Research suggests that, just as everyone warned me, new parents commonly experience estrangement from their friends. The charity Action for Children, as part of broader research into loneliness, surveyed 2,000 parents. It found that the majority (68 percent) felt “cut off” from friends, colleagues, and family after the birth of a child. Common reasons for this feeling of isolation included lack of money and the inability to leave the house when caring for small children.

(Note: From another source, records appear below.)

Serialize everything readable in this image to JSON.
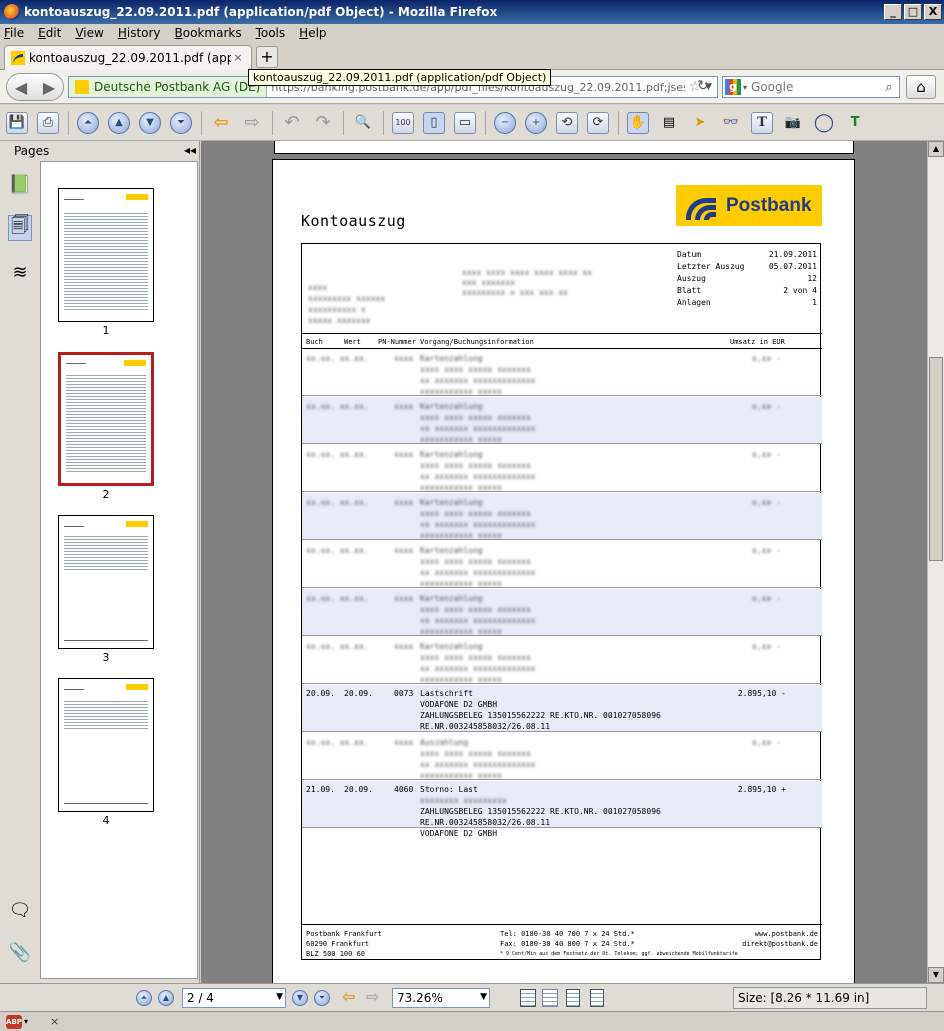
{
  "window": {
    "title": "kontoauszug_22.09.2011.pdf (application/pdf Object) - Mozilla Firefox",
    "minimize": "_",
    "maximize": "□",
    "close": "X"
  },
  "menu": [
    "File",
    "Edit",
    "View",
    "History",
    "Bookmarks",
    "Tools",
    "Help"
  ],
  "tab": {
    "label": "kontoauszug_22.09.2011.pdf (application/p...",
    "close": "×",
    "new_tab": "+"
  },
  "tooltip": "kontoauszug_22.09.2011.pdf (application/pdf Object)",
  "nav": {
    "identity": "Deutsche Postbank AG (DE)",
    "url": "https://banking.postbank.de/app/pdf_files/kontoauszug_22.09.2011.pdf;jsessionid=9",
    "search_placeholder": "Google"
  },
  "pages_panel": {
    "title": "Pages",
    "collapse": "◂◂",
    "thumbnails": [
      "1",
      "2",
      "3",
      "4"
    ],
    "selected": "2"
  },
  "document": {
    "title": "Kontoauszug",
    "brand": "Postbank",
    "info": [
      {
        "label": "Datum",
        "value": "21.09.2011"
      },
      {
        "label": "Letzter Auszug",
        "value": "05.07.2011"
      },
      {
        "label": "Auszug",
        "value": "12"
      },
      {
        "label": "Blatt",
        "value": "2 von 4"
      },
      {
        "label": "Anlagen",
        "value": "1"
      }
    ],
    "columns": {
      "buch": "Buch",
      "wert": "Wert",
      "pn": "PN-Nummer",
      "vorgang": "Vorgang/Buchungsinformation",
      "umsatz": "Umsatz in EUR"
    },
    "transactions": [
      {
        "visible": false,
        "shaded": false,
        "lines": [
          "Kartenzahlung"
        ]
      },
      {
        "visible": false,
        "shaded": true,
        "lines": [
          "Kartenzahlung"
        ]
      },
      {
        "visible": false,
        "shaded": false,
        "lines": [
          "Kartenzahlung"
        ]
      },
      {
        "visible": false,
        "shaded": true,
        "lines": [
          "Kartenzahlung"
        ]
      },
      {
        "visible": false,
        "shaded": false,
        "lines": [
          "Kartenzahlung"
        ]
      },
      {
        "visible": false,
        "shaded": true,
        "lines": [
          "Kartenzahlung"
        ]
      },
      {
        "visible": false,
        "shaded": false,
        "lines": [
          "Kartenzahlung"
        ]
      },
      {
        "visible": true,
        "shaded": true,
        "buch": "20.09.",
        "wert": "20.09.",
        "pn": "0073",
        "lines": [
          "Lastschrift",
          "VODAFONE D2 GMBH",
          "ZAHLUNGSBELEG 135015562222  RE.KTO.NR. 001027058096",
          "RE.NR.003245858032/26.08.11"
        ],
        "amount": "2.895,10 -"
      },
      {
        "visible": false,
        "shaded": false,
        "lines": [
          "Auszahlung"
        ]
      },
      {
        "visible": true,
        "shaded": true,
        "buch": "21.09.",
        "wert": "20.09.",
        "pn": "4060",
        "lines": [
          "Storno: Last",
          "",
          "ZAHLUNGSBELEG 135015562222  RE.KTO.NR. 001027058096",
          "RE.NR.003245858032/26.08.11",
          "VODAFONE D2 GMBH"
        ],
        "amount": "2.895,10 +"
      }
    ],
    "footer": {
      "branch": [
        "Postbank Frankfurt",
        "60290 Frankfurt",
        "BLZ 500 100 60"
      ],
      "contact": [
        "Tel: 0180-30 40 700 7 x 24 Std.*",
        "Fax: 0180-30 40 800 7 x 24 Std.*"
      ],
      "web": [
        "www.postbank.de",
        "direkt@postbank.de"
      ],
      "note": "* 9 Cent/Min aus dem Festnetz der Dt. Telekom; ggf. abweichende Mobilfunktarife"
    }
  },
  "status": {
    "page": "2 / 4",
    "zoom": "73.26%",
    "size": "Size: [8.26 * 11.69 in]"
  },
  "ffstatus": {
    "abp": "ABP",
    "close": "×"
  }
}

In another study, researchers from the Netherlands found that “the strength of friendships typically decreases after people become parents.” This period of weaker attachment is attributed to exhaustion and tight budgets when children are younger; it bottoms out when children are at the age of 3 and require sustained supervision. Women tend to regain contact with their friends after the child turns 5, whereas men are more likely to remain distant from their former friendships, even after the child turns 19.